# The directional derivative is the Jacobian

Let $$f:\mathbb{R}^m \rightarrow \mathbb{R}^n$$ differentiable at $$x$$ and $$v$$ an unit vector in $$\mathbb{R}^m$$. I've always used the formula that the directional derivative in $$x$$ by $$v$$ is simply the Jacobian times the $$v$$. However, I could never figure it out how to prove it.

$$\frac{\partial f}{\partial v}(x) = Df(x) v$$

In this question, the answer simply assumes that

$$\lim_{t\to0}\frac{\bigl\lVert f(a+tv)-f(a)-Df(a)(tv)\bigr\rVert}{\lVert tv\rVert}=\lim_{t\to0}\frac{f(a+tv)-f(a)-tDf(a)(v)}t$$

But it apparently ignores the triangular inequality in the given norm.

What am I not seeing here? How can I prove it?

It just uses that $$\Vert tv\Vert=\vert t\vert\Vert v\Vert$$, so we have
$$\frac{\Vert f(a+tv)-f(a)-\mathrm Df(a)(tv)\Vert}{\Vert tv\Vert}=\frac{1}{\Vert v\Vert}\left\Vert\frac{f(a+tv)-f(a)-\mathrm Df(a)(tv)}{t}\right\Vert.$$
Now the condition is that the limit of this expression is $$0$$. This means that
$$\lim_{t\to0}\left\Vert\frac{f(a+tv)-f(a)-\mathrm Df(a)(tv)}{t}\right\Vert=0,$$
since $$\frac{1}{\Vert v\Vert}$$ is constant.

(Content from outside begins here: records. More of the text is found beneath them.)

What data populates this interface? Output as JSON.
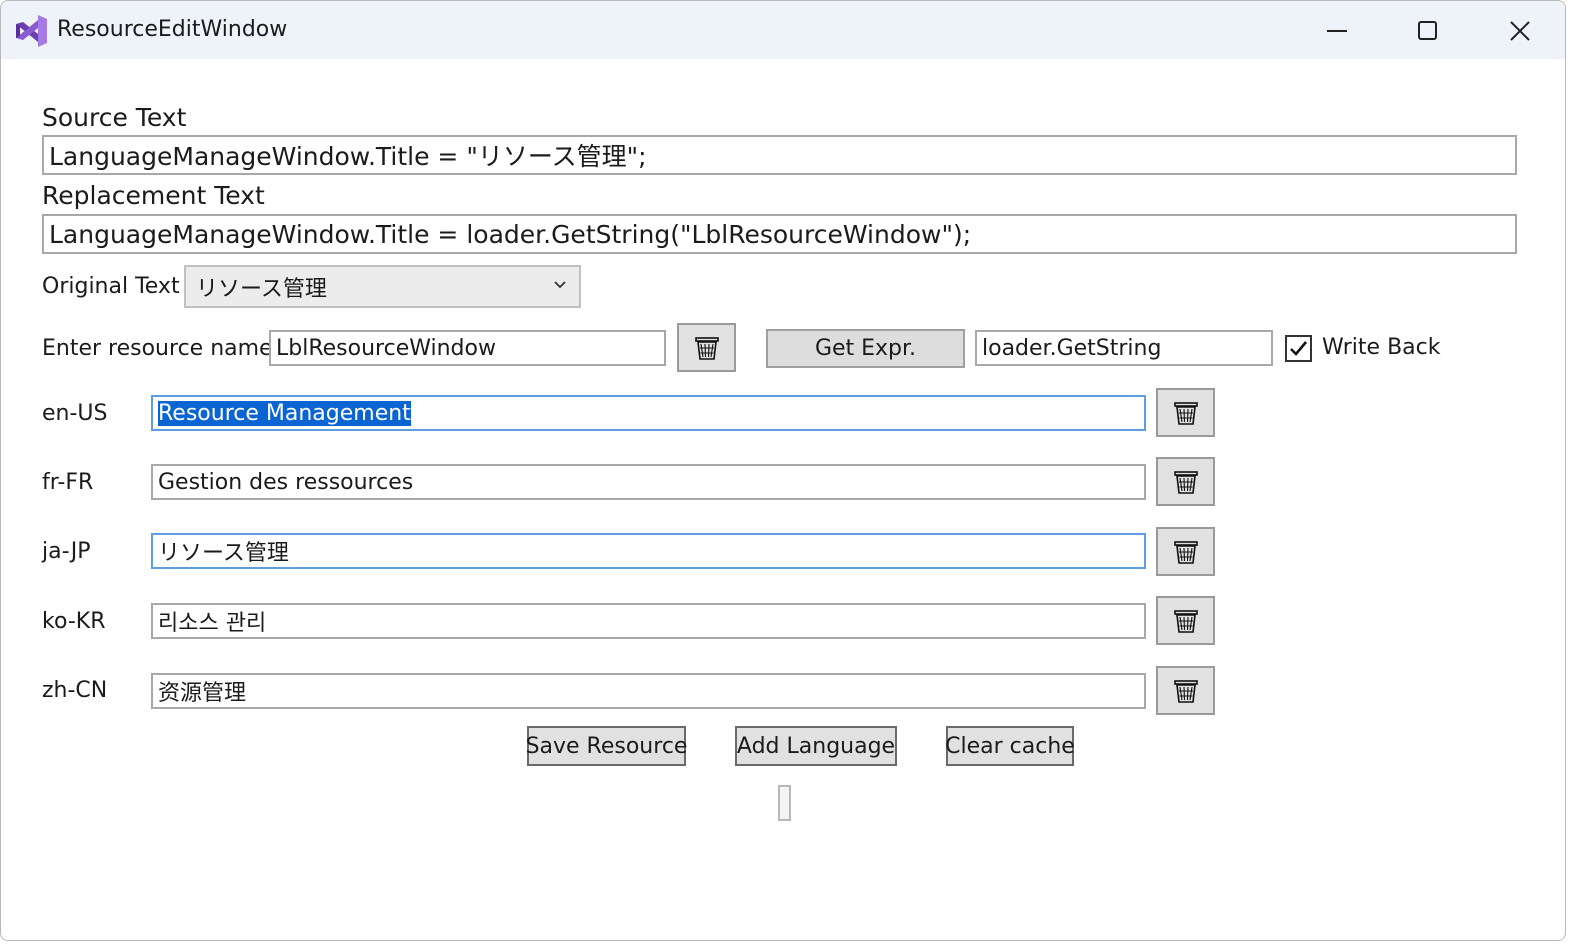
{
  "window": {
    "title": "ResourceEditWindow"
  },
  "source": {
    "label": "Source Text",
    "value": "LanguageManageWindow.Title = \"リソース管理\";"
  },
  "replacement": {
    "label": "Replacement Text",
    "value": "LanguageManageWindow.Title = loader.GetString(\"LblResourceWindow\");"
  },
  "original": {
    "label": "Original Text",
    "selected": "リソース管理"
  },
  "resource": {
    "label": "Enter resource name",
    "name": "LblResourceWindow",
    "get_expr_label": "Get Expr.",
    "expr": "loader.GetString",
    "write_back_label": "Write Back",
    "write_back_checked": true
  },
  "languages": [
    {
      "code": "en-US",
      "value": "Resource Management"
    },
    {
      "code": "fr-FR",
      "value": "Gestion des ressources"
    },
    {
      "code": "ja-JP",
      "value": "リソース管理"
    },
    {
      "code": "ko-KR",
      "value": "리소스 관리"
    },
    {
      "code": "zh-CN",
      "value": "资源管理"
    }
  ],
  "actions": {
    "save": "Save Resource",
    "add_language": "Add Language",
    "clear_cache": "Clear cache"
  },
  "progress": {
    "value": 0
  },
  "colors": {
    "accent": "#0a64d2",
    "focus_border": "#5c9ee0",
    "titlebar": "#eef2f9"
  },
  "icons": {
    "app": "visual-studio-icon",
    "minimize": "minimize-icon",
    "maximize": "maximize-icon",
    "close": "close-icon",
    "delete": "trash-icon",
    "dropdown": "chevron-down-icon",
    "check": "checkmark-icon"
  }
}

And a function goes to zero if and only if its norm goes to zero, since $$f(x)\to a$$ means $$\Vert f(x)-a\Vert\to0$$ by definition. So this is equivalent to
$$\lim_{t\to0}\frac{f(a+tv)-f(a)-\mathrm Df(a)(tv)}{t}=0.$$